“I think that is what unites us in the West, and I think that is what we want to make clear to the Americans.”
The two countries also reiterated their position on Russian sanctions, saying they could only be lifted if progress was made in the peace process for eastern Ukraine, where a pro-Russian separatist insurgency began in 2014.
They joined British Prime Minister Theresa Mayin cautioning Trump against premature moves on the issue.
“Let’s not forget there was a war, that Russia sought to take over parts of Ukraine,” Ayrault said.
Trump said on Friday he was only in the early stages of considering whether to lift U.S. sanctions on Russia, but insisted he wanted to follow through on his campaign pledge to pursue better relations with Russia.
The French and German ministers also said the United Nations remained the best framework to lead peace talks about Syria in the aftermath of Russian-led efforts in the Kazakh capital Astana that some diplomats say might undermine the UN process.
Separately, Germany and France are also continuing to work on creating a joint tactical airlift pool of Lockheed Martin Corp C-130J military transport planes, a spokesman for the German defence ministry said on Saturday.
He could not confirm a report in Der Spiegel newsmagazine that the two countries expected to complete work on the deal and present it to U.S. Defense Secretary James Mattis at a meeting of NATO defence ministers in Brussels next month.
The magazine said German Defence Minister Ursula von der Leyen hoped to present the joint airlift as evidence of Germany’s willingness to contribute more to NATO.
Trump has criticised many European countries for not meeting a NATO target of spending 2 percent of gross domestic product on defence.

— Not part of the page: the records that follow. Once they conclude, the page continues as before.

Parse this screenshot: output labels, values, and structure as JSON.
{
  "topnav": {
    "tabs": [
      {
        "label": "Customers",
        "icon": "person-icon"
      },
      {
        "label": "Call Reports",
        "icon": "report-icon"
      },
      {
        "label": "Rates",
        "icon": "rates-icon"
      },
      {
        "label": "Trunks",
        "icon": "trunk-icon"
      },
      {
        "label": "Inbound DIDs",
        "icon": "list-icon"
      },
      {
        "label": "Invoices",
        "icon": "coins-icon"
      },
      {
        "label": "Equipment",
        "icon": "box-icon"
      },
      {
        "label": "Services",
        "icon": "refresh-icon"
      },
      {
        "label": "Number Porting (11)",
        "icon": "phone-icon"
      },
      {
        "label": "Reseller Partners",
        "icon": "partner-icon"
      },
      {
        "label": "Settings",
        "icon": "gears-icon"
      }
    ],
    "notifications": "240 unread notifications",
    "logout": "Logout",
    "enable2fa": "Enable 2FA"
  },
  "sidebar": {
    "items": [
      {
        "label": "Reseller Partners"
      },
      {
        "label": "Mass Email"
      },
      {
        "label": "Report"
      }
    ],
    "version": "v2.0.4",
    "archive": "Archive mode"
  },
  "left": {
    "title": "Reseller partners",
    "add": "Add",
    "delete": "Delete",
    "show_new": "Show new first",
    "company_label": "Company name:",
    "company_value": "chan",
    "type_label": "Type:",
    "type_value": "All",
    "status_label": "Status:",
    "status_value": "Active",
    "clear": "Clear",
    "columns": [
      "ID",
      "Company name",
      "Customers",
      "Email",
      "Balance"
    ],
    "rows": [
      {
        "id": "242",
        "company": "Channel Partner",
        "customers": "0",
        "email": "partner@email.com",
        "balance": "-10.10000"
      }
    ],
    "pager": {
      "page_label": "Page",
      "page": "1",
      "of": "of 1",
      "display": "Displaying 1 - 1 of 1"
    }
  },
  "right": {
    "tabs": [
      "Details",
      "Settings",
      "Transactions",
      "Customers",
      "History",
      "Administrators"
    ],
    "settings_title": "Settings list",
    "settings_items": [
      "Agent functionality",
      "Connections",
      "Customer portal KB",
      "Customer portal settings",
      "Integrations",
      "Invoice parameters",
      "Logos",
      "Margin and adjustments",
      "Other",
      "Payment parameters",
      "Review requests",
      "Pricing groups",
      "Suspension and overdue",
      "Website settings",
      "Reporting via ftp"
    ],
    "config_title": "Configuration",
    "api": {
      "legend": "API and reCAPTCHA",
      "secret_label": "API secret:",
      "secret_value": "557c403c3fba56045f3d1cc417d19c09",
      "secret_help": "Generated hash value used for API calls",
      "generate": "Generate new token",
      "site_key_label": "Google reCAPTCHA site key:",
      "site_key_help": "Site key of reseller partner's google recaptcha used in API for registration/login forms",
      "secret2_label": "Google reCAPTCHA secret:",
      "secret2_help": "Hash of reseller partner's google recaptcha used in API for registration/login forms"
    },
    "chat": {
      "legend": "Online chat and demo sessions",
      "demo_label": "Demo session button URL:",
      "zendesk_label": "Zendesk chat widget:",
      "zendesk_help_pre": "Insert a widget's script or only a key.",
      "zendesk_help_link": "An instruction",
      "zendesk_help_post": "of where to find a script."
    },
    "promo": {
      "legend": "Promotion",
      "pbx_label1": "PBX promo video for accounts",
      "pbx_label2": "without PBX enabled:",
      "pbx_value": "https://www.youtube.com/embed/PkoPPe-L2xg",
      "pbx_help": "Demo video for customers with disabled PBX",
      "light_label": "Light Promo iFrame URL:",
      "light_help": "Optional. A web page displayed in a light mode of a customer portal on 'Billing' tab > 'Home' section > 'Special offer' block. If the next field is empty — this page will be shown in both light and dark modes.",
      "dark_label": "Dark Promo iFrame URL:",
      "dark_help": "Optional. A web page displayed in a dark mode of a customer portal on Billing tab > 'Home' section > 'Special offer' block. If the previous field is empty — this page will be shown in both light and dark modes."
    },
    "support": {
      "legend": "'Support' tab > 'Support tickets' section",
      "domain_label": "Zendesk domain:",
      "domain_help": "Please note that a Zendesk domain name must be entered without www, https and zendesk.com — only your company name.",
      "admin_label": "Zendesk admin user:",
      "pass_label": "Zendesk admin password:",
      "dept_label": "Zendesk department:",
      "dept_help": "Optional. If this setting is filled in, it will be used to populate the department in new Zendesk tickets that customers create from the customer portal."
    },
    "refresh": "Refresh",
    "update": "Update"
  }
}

I saw this on the BBC and thought you should see it:
Lancaster, Pennsylvania: America’s refugee capital – http://www.bbc.co.uk/news/world-us-canada-38776233
I saw this on the BBC and thought you should see it:
Trump’s refugee and travel suspension: World reacts – http://www.bbc.co.uk/news/world-us-canada-38781973
I saw this on the BBC and thought you should see it:
Trump executive order prompts Google to recall staff – http://www.bbc.co.uk/news/world-us-canada-38781420